The development of modern wastewater systems has been intent on only one objective: ensuring that the user doesn’t have to think about wastewater. It is an issue we collectively don’t want to consider and we certainly haven’t wanted to be directly involved in any part of our own wastewater treatment.
Wastewater issues are a critical part of creating a sustainable building, and any home built to the status quo in this regard is contributing to environmental issues, including water resource depletion; surface, groundwater and soil contamination; and high costs for municipalities and homeowners. These impacts affect us in more tangible ways than those involving material extraction and processing, many of which happen outside our bioregion, as they impact our immediate environment.

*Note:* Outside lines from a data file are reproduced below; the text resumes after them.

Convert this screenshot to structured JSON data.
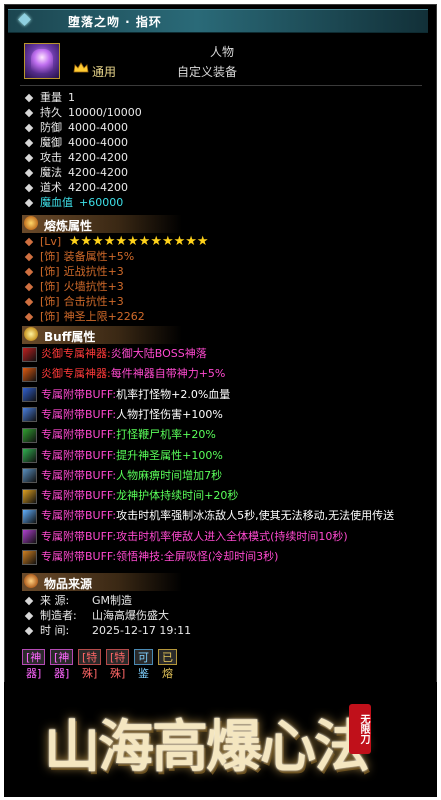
{
  "window": {
    "title": "堕落之吻 · 指环",
    "close_label": "×"
  },
  "item": {
    "icon": "ring-item-icon",
    "category": "通用",
    "type_line1": "人物",
    "type_line2": "自定义装备"
  },
  "stats": [
    {
      "label": "重量",
      "value": "1"
    },
    {
      "label": "持久",
      "value": "10000/10000"
    },
    {
      "label": "防御",
      "value": "4000-4000"
    },
    {
      "label": "魔御",
      "value": "4000-4000"
    },
    {
      "label": "攻击",
      "value": "4200-4200"
    },
    {
      "label": "魔法",
      "value": "4200-4200"
    },
    {
      "label": "道术",
      "value": "4200-4200"
    },
    {
      "label": "魔血值",
      "value": "+60000",
      "highlight": true
    }
  ],
  "refine": {
    "header": "熔炼属性",
    "level_tag": "[Lv]",
    "stars": "★★★★★★★★★★★★",
    "star_count": 12,
    "lines": [
      {
        "tag": "[饰]",
        "name": "装备属性",
        "value": "+5%"
      },
      {
        "tag": "[饰]",
        "name": "近战抗性",
        "value": "+3"
      },
      {
        "tag": "[饰]",
        "name": "火墙抗性",
        "value": "+3"
      },
      {
        "tag": "[饰]",
        "name": "合击抗性",
        "value": "+3"
      },
      {
        "tag": "[饰]",
        "name": "神圣上限",
        "value": "+2262"
      }
    ]
  },
  "buff": {
    "header": "Buff属性",
    "lines": [
      {
        "prefix": "炎御专属神器:",
        "text": "炎御大陆BOSS神落",
        "color": "#ff4ad0",
        "prefix_color": "#ff3a3a",
        "icon": "sword-red-icon"
      },
      {
        "prefix": "炎御专属神器:",
        "text": "每件神器自带神力+5%",
        "color": "#ff4ad0",
        "prefix_color": "#ff3a3a",
        "icon": "sword-orange-icon"
      },
      {
        "prefix": "专属附带BUFF:",
        "text": "机率打怪物+2.0%血量",
        "color": "#ffffff",
        "prefix_color": "#ff4ad0",
        "icon": "blue-gem-icon"
      },
      {
        "prefix": "专属附带BUFF:",
        "text": "人物打怪伤害+100%",
        "color": "#ffffff",
        "prefix_color": "#ff4ad0",
        "icon": "sword-blue-icon"
      },
      {
        "prefix": "专属附带BUFF:",
        "text": "打怪鞭尸机率+20%",
        "color": "#5aff5a",
        "prefix_color": "#ff4ad0",
        "icon": "green-blade-icon"
      },
      {
        "prefix": "专属附带BUFF:",
        "text": "提升神圣属性+100%",
        "color": "#5aff5a",
        "prefix_color": "#ff4ad0",
        "icon": "green-orb-icon"
      },
      {
        "prefix": "专属附带BUFF:",
        "text": "人物麻痹时间增加7秒",
        "color": "#5aff5a",
        "prefix_color": "#ff4ad0",
        "icon": "staff-icon"
      },
      {
        "prefix": "专属附带BUFF:",
        "text": "龙神护体持续时间+20秒",
        "color": "#5aff5a",
        "prefix_color": "#ff4ad0",
        "icon": "dragon-icon"
      },
      {
        "prefix": "专属附带BUFF:",
        "text": "攻击时机率强制冰冻敌人5秒,使其无法移动,无法使用传送",
        "color": "#ffffff",
        "prefix_color": "#ff4ad0",
        "icon": "ice-icon"
      },
      {
        "prefix": "专属附带BUFF:",
        "text": "攻击时机率使敌人进入全体模式(持续时间10秒)",
        "color": "#ff4ad0",
        "prefix_color": "#ff4ad0",
        "icon": "purple-swirl-icon"
      },
      {
        "prefix": "专属附带BUFF:",
        "text": "领悟神技:全屏吸怪(冷却时间3秒)",
        "color": "#ff4ad0",
        "prefix_color": "#ff4ad0",
        "icon": "blade-gold-icon"
      }
    ]
  },
  "source": {
    "header": "物品来源",
    "lines": [
      {
        "label": "来  源:",
        "value": "GM制造"
      },
      {
        "label": "制造者:",
        "value": "山海高爆伤盛大"
      },
      {
        "label": "时  间:",
        "value": "2025-12-17 19:11"
      }
    ]
  },
  "tags": [
    {
      "text": "[神器]",
      "color": "#ff66ff",
      "border": "#b44ab4"
    },
    {
      "text": "[神器]",
      "color": "#ff66ff",
      "border": "#b44ab4"
    },
    {
      "text": "[特殊]",
      "color": "#ff6666",
      "border": "#b44a4a"
    },
    {
      "text": "[特殊]",
      "color": "#ff6666",
      "border": "#b44a4a"
    },
    {
      "text": "可鉴定",
      "color": "#7fd0ff",
      "border": "#4a8ab4"
    },
    {
      "text": "已熔炼",
      "color": "#e6c65a",
      "border": "#b4963a"
    }
  ],
  "banner": {
    "title": "山海高爆心法",
    "seal": "无限刀"
  }
}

Our watersheds are contaminated, unfit for drinking and often even swimming because of the mismanagement of our wastewater. Drinking water sources, crops and soils can similarly be rendered toxic due to wastewater disposal. Wastewater treatment typically represents 15–35 percent of the overall budget of municipal governments, and many municipalities are facing issues with aging sewer infrastructure that will require even larger capital expenditure.
The very concept of “waste” water is at the root of this issue. The majority of what goes down our drains need not be considered waste, and if there are things going down the drain that require intensive processes to separate from the water and safely reuse, they shouldn’t be going down the drain in the first place. Certainly the water itself should not be considered waste; it is one of our most valuable resources.

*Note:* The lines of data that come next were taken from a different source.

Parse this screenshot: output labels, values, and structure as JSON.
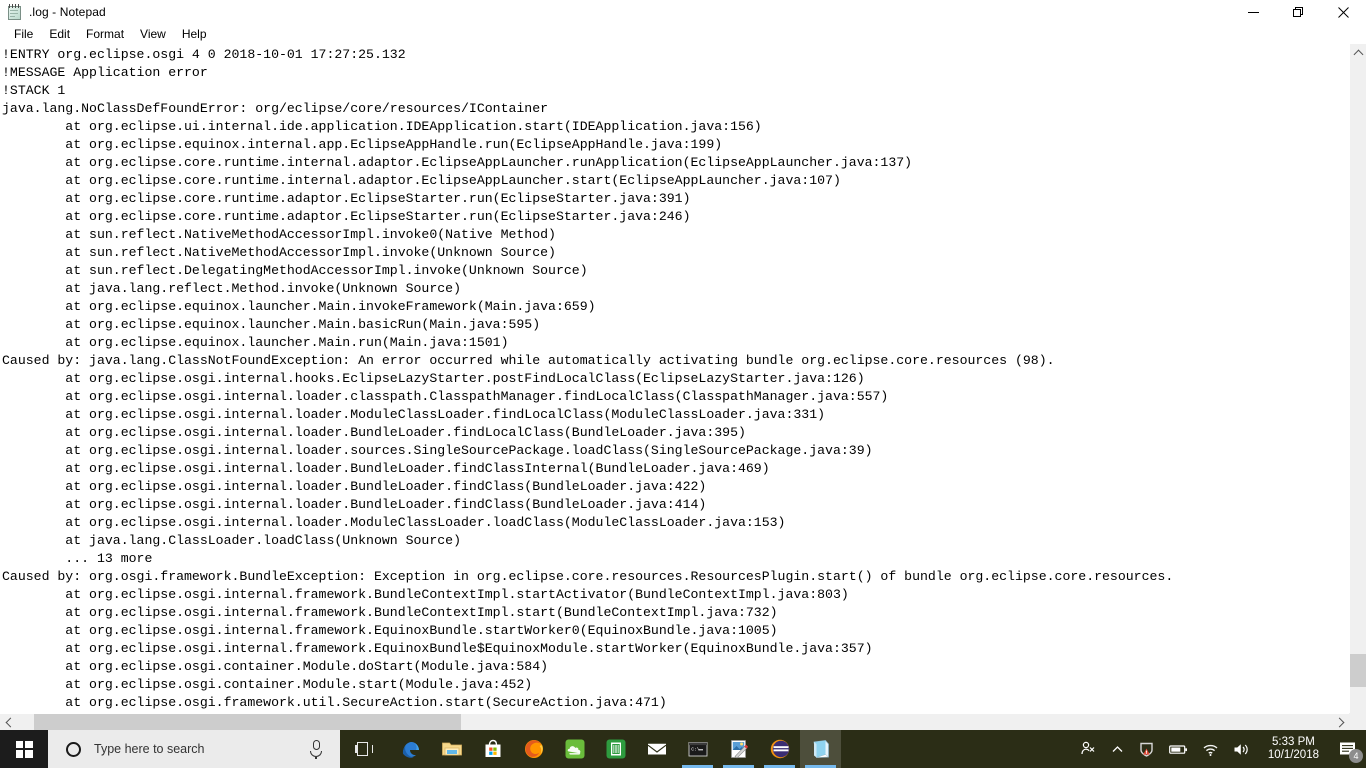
{
  "window": {
    "title": ".log - Notepad",
    "icon": "notepad-icon",
    "controls": {
      "minimize": "minimize-icon",
      "maximize": "restore-icon",
      "close": "close-icon"
    },
    "menu": [
      {
        "label": "File"
      },
      {
        "label": "Edit"
      },
      {
        "label": "Format"
      },
      {
        "label": "View"
      },
      {
        "label": "Help"
      }
    ]
  },
  "document": {
    "lines": [
      "!ENTRY org.eclipse.osgi 4 0 2018-10-01 17:27:25.132",
      "!MESSAGE Application error",
      "!STACK 1",
      "java.lang.NoClassDefFoundError: org/eclipse/core/resources/IContainer",
      "        at org.eclipse.ui.internal.ide.application.IDEApplication.start(IDEApplication.java:156)",
      "        at org.eclipse.equinox.internal.app.EclipseAppHandle.run(EclipseAppHandle.java:199)",
      "        at org.eclipse.core.runtime.internal.adaptor.EclipseAppLauncher.runApplication(EclipseAppLauncher.java:137)",
      "        at org.eclipse.core.runtime.internal.adaptor.EclipseAppLauncher.start(EclipseAppLauncher.java:107)",
      "        at org.eclipse.core.runtime.adaptor.EclipseStarter.run(EclipseStarter.java:391)",
      "        at org.eclipse.core.runtime.adaptor.EclipseStarter.run(EclipseStarter.java:246)",
      "        at sun.reflect.NativeMethodAccessorImpl.invoke0(Native Method)",
      "        at sun.reflect.NativeMethodAccessorImpl.invoke(Unknown Source)",
      "        at sun.reflect.DelegatingMethodAccessorImpl.invoke(Unknown Source)",
      "        at java.lang.reflect.Method.invoke(Unknown Source)",
      "        at org.eclipse.equinox.launcher.Main.invokeFramework(Main.java:659)",
      "        at org.eclipse.equinox.launcher.Main.basicRun(Main.java:595)",
      "        at org.eclipse.equinox.launcher.Main.run(Main.java:1501)",
      "Caused by: java.lang.ClassNotFoundException: An error occurred while automatically activating bundle org.eclipse.core.resources (98).",
      "        at org.eclipse.osgi.internal.hooks.EclipseLazyStarter.postFindLocalClass(EclipseLazyStarter.java:126)",
      "        at org.eclipse.osgi.internal.loader.classpath.ClasspathManager.findLocalClass(ClasspathManager.java:557)",
      "        at org.eclipse.osgi.internal.loader.ModuleClassLoader.findLocalClass(ModuleClassLoader.java:331)",
      "        at org.eclipse.osgi.internal.loader.BundleLoader.findLocalClass(BundleLoader.java:395)",
      "        at org.eclipse.osgi.internal.loader.sources.SingleSourcePackage.loadClass(SingleSourcePackage.java:39)",
      "        at org.eclipse.osgi.internal.loader.BundleLoader.findClassInternal(BundleLoader.java:469)",
      "        at org.eclipse.osgi.internal.loader.BundleLoader.findClass(BundleLoader.java:422)",
      "        at org.eclipse.osgi.internal.loader.BundleLoader.findClass(BundleLoader.java:414)",
      "        at org.eclipse.osgi.internal.loader.ModuleClassLoader.loadClass(ModuleClassLoader.java:153)",
      "        at java.lang.ClassLoader.loadClass(Unknown Source)",
      "        ... 13 more",
      "Caused by: org.osgi.framework.BundleException: Exception in org.eclipse.core.resources.ResourcesPlugin.start() of bundle org.eclipse.core.resources.",
      "        at org.eclipse.osgi.internal.framework.BundleContextImpl.startActivator(BundleContextImpl.java:803)",
      "        at org.eclipse.osgi.internal.framework.BundleContextImpl.start(BundleContextImpl.java:732)",
      "        at org.eclipse.osgi.internal.framework.EquinoxBundle.startWorker0(EquinoxBundle.java:1005)",
      "        at org.eclipse.osgi.internal.framework.EquinoxBundle$EquinoxModule.startWorker(EquinoxBundle.java:357)",
      "        at org.eclipse.osgi.container.Module.doStart(Module.java:584)",
      "        at org.eclipse.osgi.container.Module.start(Module.java:452)",
      "        at org.eclipse.osgi.framework.util.SecureAction.start(SecureAction.java:471)"
    ]
  },
  "scrollbars": {
    "vertical": {
      "name": "vertical-scrollbar",
      "thumb_top_pct": 91,
      "thumb_height_pct": 5
    },
    "horizontal": {
      "name": "horizontal-scrollbar",
      "thumb_left_pct": 1.3,
      "thumb_width_pct": 32.5
    }
  },
  "taskbar": {
    "start": "windows-start-icon",
    "search": {
      "placeholder": "Type here to search",
      "icon": "cortana-circle-icon",
      "mic": "microphone-icon"
    },
    "task_view": "task-view-icon",
    "apps": [
      {
        "name": "edge-icon",
        "label": "Microsoft Edge",
        "active": false,
        "running": false
      },
      {
        "name": "file-explorer-icon",
        "label": "File Explorer",
        "active": false,
        "running": false
      },
      {
        "name": "microsoft-store-icon",
        "label": "Microsoft Store",
        "active": false,
        "running": false
      },
      {
        "name": "firefox-icon",
        "label": "Firefox",
        "active": false,
        "running": false
      },
      {
        "name": "cloud-app-icon",
        "label": "Cloud App",
        "active": false,
        "running": false
      },
      {
        "name": "notes-app-icon",
        "label": "Notes",
        "active": false,
        "running": false
      },
      {
        "name": "mail-icon",
        "label": "Mail",
        "active": false,
        "running": false
      },
      {
        "name": "command-prompt-icon",
        "label": "Command Prompt",
        "active": false,
        "running": true
      },
      {
        "name": "paint-icon",
        "label": "Paint",
        "active": false,
        "running": true
      },
      {
        "name": "eclipse-icon",
        "label": "Eclipse",
        "active": false,
        "running": true
      },
      {
        "name": "notepad-icon",
        "label": "Notepad",
        "active": true,
        "running": true
      }
    ],
    "tray": {
      "people": "people-icon",
      "show_hidden": "chevron-up-icon",
      "security": "security-shield-icon",
      "battery": "battery-icon",
      "network": "wifi-icon",
      "volume": "volume-icon",
      "time": "5:33 PM",
      "date": "10/1/2018",
      "action_center": "action-center-icon",
      "notification_count": "4"
    }
  },
  "colors": {
    "taskbar_bg": "#2b2d16",
    "start_bg": "#1c1c1c",
    "search_bg": "#ebebeb",
    "accent_underline": "#76b9ed",
    "scroll_thumb": "#cdcdcd",
    "scroll_track": "#f0f0f0"
  }
}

The regulatory framework for dealing with wastewater is the most restrictive and prescriptive aspect of most codes and many homeowners are dissuaded from attempting to employ more sustainable strategies in the face of government resistance. The impetus for these regulations is understandable: a desire to minimize the harm caused by improper wastewater disposal and/or inadequate treatment. Unfortunately, many of the acceptable solutions in current codes reinforce practices that are responsible for much of this harm, and discourage the use of alternative solutions that attempt to address these issues.
There are signs of positive change in this area. Rainwater catchment, grey water recycling and composting toilets are beginning to find acceptance in some codes, and the majority of codes will likely follow in the next decade or two.
Homeowners wishing to pursue sustainable wastewater strategies should familiarize themselves with local regulations and, if proposing an alternative solution, be prepared to absorb extra time and possibly extra cost in the planning and construction process.
What follows is an overview of available options when it comes to wastewater systems. All are feasible, but not all are prescribed by building codes. They may be combined in different ways to meet specific needs, according to need, climate, personal preference and local regulations.